Thea sent over this collection of Australian roadsigns that is postmarked last Wednesday and arrived today. Now that’s what I call service. One place you won’t get service is at the traditional outback dunny. Any port in a storm, I guess; when you gotta go, you gotta go. Dunny is, of course, Australian slang for any toilet or toilet facility. Nobody’s really sure where the word came from, but it was first used in print in the 1950s and may originate from an older word, dunegan (or dunnakin) which meant the same thing. I’m sure this does not reflect poorly on anyone of Irish extraction named Dunegan.

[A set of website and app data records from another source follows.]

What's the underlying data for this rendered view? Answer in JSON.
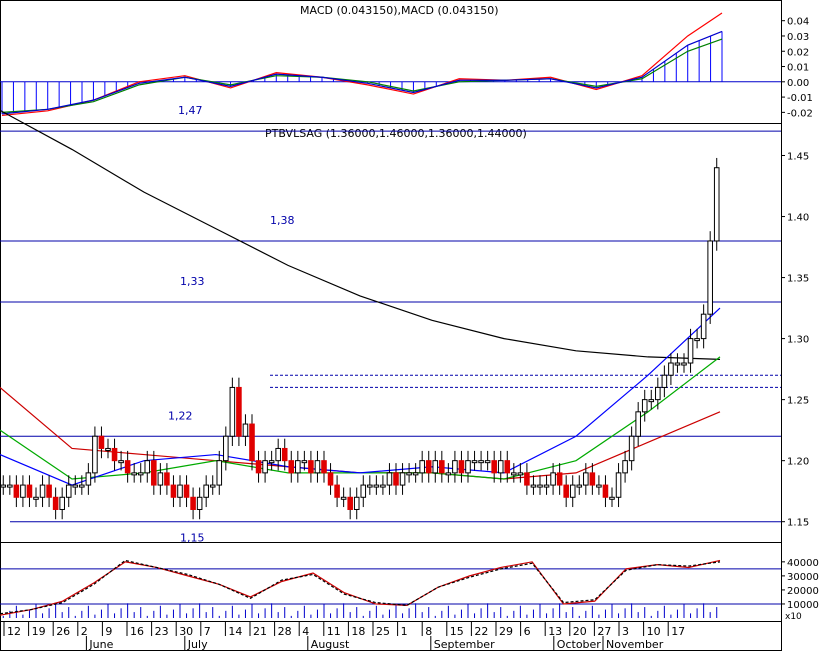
{
  "chart_data": [
    {
      "type": "line",
      "panel": "macd",
      "title": "MACD (0.043150),MACD (0.043150)",
      "y_ticks": [
        "0.04",
        "0.03",
        "0.02",
        "0.01",
        "0.00",
        "-0.01",
        "-0.02"
      ],
      "ylim": [
        -0.025,
        0.047
      ],
      "baseline": 0.0,
      "series": [
        {
          "color": "#ff0000",
          "x": [
            0,
            8,
            16,
            24,
            32,
            40,
            48,
            56,
            64,
            72,
            80,
            88,
            96,
            104,
            112,
            120,
            126
          ],
          "values": [
            -0.022,
            -0.019,
            -0.012,
            0.0,
            0.004,
            -0.004,
            0.006,
            0.003,
            -0.002,
            -0.008,
            0.002,
            0.001,
            0.003,
            -0.005,
            0.004,
            0.03,
            0.045
          ]
        },
        {
          "color": "#008000",
          "x": [
            0,
            8,
            16,
            24,
            32,
            40,
            48,
            56,
            64,
            72,
            80,
            88,
            96,
            104,
            112,
            120,
            126
          ],
          "values": [
            -0.02,
            -0.018,
            -0.013,
            -0.002,
            0.003,
            -0.002,
            0.004,
            0.003,
            0.0,
            -0.006,
            0.0,
            0.001,
            0.002,
            -0.003,
            0.002,
            0.02,
            0.028
          ]
        },
        {
          "color": "#0000cc",
          "x": [
            0,
            8,
            16,
            24,
            32,
            40,
            48,
            56,
            64,
            72,
            80,
            88,
            96,
            104,
            112,
            120,
            126
          ],
          "values": [
            -0.021,
            -0.018,
            -0.012,
            -0.001,
            0.003,
            -0.003,
            0.005,
            0.003,
            -0.001,
            -0.007,
            0.001,
            0.001,
            0.002,
            -0.004,
            0.003,
            0.024,
            0.033
          ]
        }
      ],
      "histogram_color": "#0000ff"
    },
    {
      "type": "candlestick",
      "panel": "price",
      "title": "PTBVLSAG (1.36000,1.46000,1.36000,1.44000)",
      "y_ticks": [
        "1.45",
        "1.40",
        "1.35",
        "1.30",
        "1.25",
        "1.20",
        "1.15"
      ],
      "ylim": [
        1.135,
        1.475
      ],
      "horizontal_levels": [
        {
          "label": "1,47",
          "value": 1.47
        },
        {
          "label": "1,38",
          "value": 1.38
        },
        {
          "label": "1,33",
          "value": 1.33
        },
        {
          "label": "1,22",
          "value": 1.22
        },
        {
          "label": "1,15",
          "value": 1.15
        }
      ],
      "dashed_levels": [
        1.27,
        1.26
      ],
      "candles_close": [
        1.18,
        1.18,
        1.17,
        1.18,
        1.17,
        1.17,
        1.18,
        1.17,
        1.16,
        1.17,
        1.18,
        1.18,
        1.18,
        1.19,
        1.22,
        1.21,
        1.21,
        1.2,
        1.2,
        1.19,
        1.19,
        1.19,
        1.2,
        1.18,
        1.19,
        1.18,
        1.17,
        1.18,
        1.17,
        1.16,
        1.17,
        1.18,
        1.18,
        1.2,
        1.22,
        1.26,
        1.22,
        1.23,
        1.2,
        1.19,
        1.2,
        1.2,
        1.21,
        1.2,
        1.19,
        1.2,
        1.2,
        1.19,
        1.2,
        1.19,
        1.18,
        1.17,
        1.17,
        1.16,
        1.17,
        1.18,
        1.18,
        1.18,
        1.18,
        1.19,
        1.18,
        1.19,
        1.19,
        1.19,
        1.2,
        1.19,
        1.2,
        1.19,
        1.19,
        1.2,
        1.19,
        1.2,
        1.2,
        1.2,
        1.2,
        1.19,
        1.2,
        1.19,
        1.19,
        1.19,
        1.18,
        1.18,
        1.18,
        1.18,
        1.19,
        1.18,
        1.17,
        1.18,
        1.18,
        1.19,
        1.18,
        1.18,
        1.17,
        1.17,
        1.19,
        1.2,
        1.22,
        1.24,
        1.25,
        1.25,
        1.26,
        1.27,
        1.28,
        1.28,
        1.28,
        1.3,
        1.3,
        1.32,
        1.38,
        1.44
      ],
      "moving_averages": [
        {
          "color": "#000000",
          "values": [
            1.487,
            1.455,
            1.42,
            1.39,
            1.36,
            1.335,
            1.315,
            1.3,
            1.29,
            1.285,
            1.283
          ]
        },
        {
          "color": "#cc0000",
          "values": [
            1.26,
            1.21,
            1.205,
            1.2,
            1.195,
            1.19,
            1.19,
            1.185,
            1.19,
            1.215,
            1.24
          ]
        },
        {
          "color": "#00aa00",
          "values": [
            1.225,
            1.185,
            1.19,
            1.2,
            1.19,
            1.19,
            1.19,
            1.185,
            1.2,
            1.24,
            1.285
          ]
        },
        {
          "color": "#0000ff",
          "values": [
            1.205,
            1.18,
            1.2,
            1.205,
            1.195,
            1.19,
            1.195,
            1.19,
            1.22,
            1.27,
            1.325
          ]
        }
      ]
    },
    {
      "type": "line",
      "panel": "volume",
      "y_ticks": [
        "40000",
        "30000",
        "20000",
        "10000"
      ],
      "ylim": [
        0,
        52000
      ],
      "multiplier_label": "x10",
      "horizontal_levels": [
        35000,
        10000
      ],
      "series": [
        {
          "color": "#cc0000",
          "values": [
            2000,
            6000,
            12000,
            25000,
            40000,
            36000,
            30000,
            24000,
            15000,
            26000,
            32000,
            18000,
            10000,
            9000,
            22000,
            30000,
            36000,
            40000,
            10000,
            12000,
            35000,
            38000,
            36000,
            41000
          ]
        },
        {
          "color": "#000000",
          "values": [
            3000,
            6000,
            11000,
            24000,
            41000,
            36000,
            31000,
            24000,
            14000,
            27000,
            31000,
            17000,
            11000,
            9000,
            22000,
            29000,
            35000,
            39000,
            11000,
            13000,
            34000,
            38000,
            37000,
            40000
          ]
        }
      ]
    }
  ],
  "x_axis": {
    "day_ticks": [
      "12",
      "19",
      "26",
      "2",
      "9",
      "16",
      "23",
      "30",
      "7",
      "14",
      "21",
      "28",
      "4",
      "11",
      "18",
      "25",
      "1",
      "8",
      "15",
      "22",
      "29",
      "6",
      "13",
      "20",
      "27",
      "3",
      "10",
      "17"
    ],
    "month_labels": [
      "June",
      "July",
      "August",
      "September",
      "October",
      "November"
    ]
  }
}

(Do you realize that a toilet is probably the only thing in the English language that doesn’t have a name? Even the word toilet is a euphemism, as is every other word I can think of to describe it.)

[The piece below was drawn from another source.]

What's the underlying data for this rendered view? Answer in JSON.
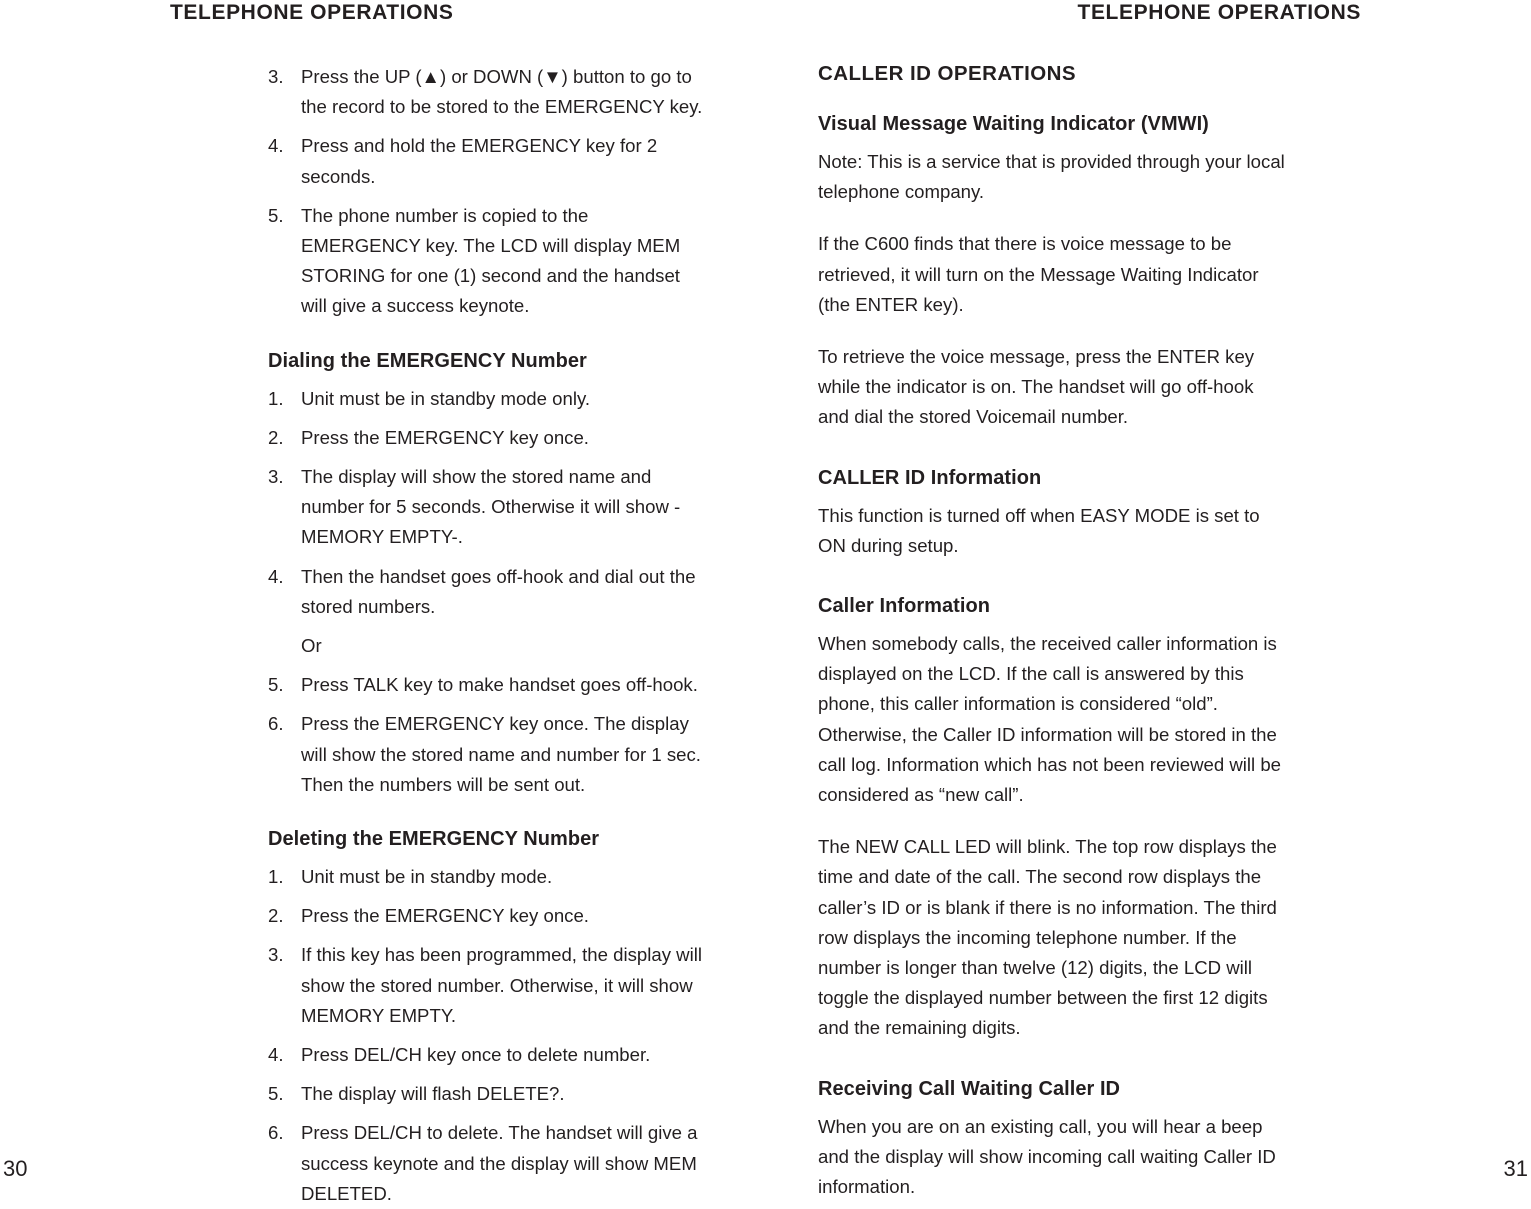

Speaking of insulting Australian slang, we Yanks are sometimes referred to as seppos. Apparently rhyming slang survived the trip from Cockney London, which is why, for example, Cockneys refer to a flight of stairs as apples. (No, really — stairs rhymes with apples and pears, which is usually shortened to apples.) In any case, the Aussies have taken it a step further by rhyming Yank with septic tank (supposedly because Yanks talk a lot of, well, you know), then shortening that to seppo. It must be confusing — making up a word based on rhyming slang, then having to tell everyone what the hell you’re talking about.
I guess it could be worse; they call New Zealanders sheepshaggers.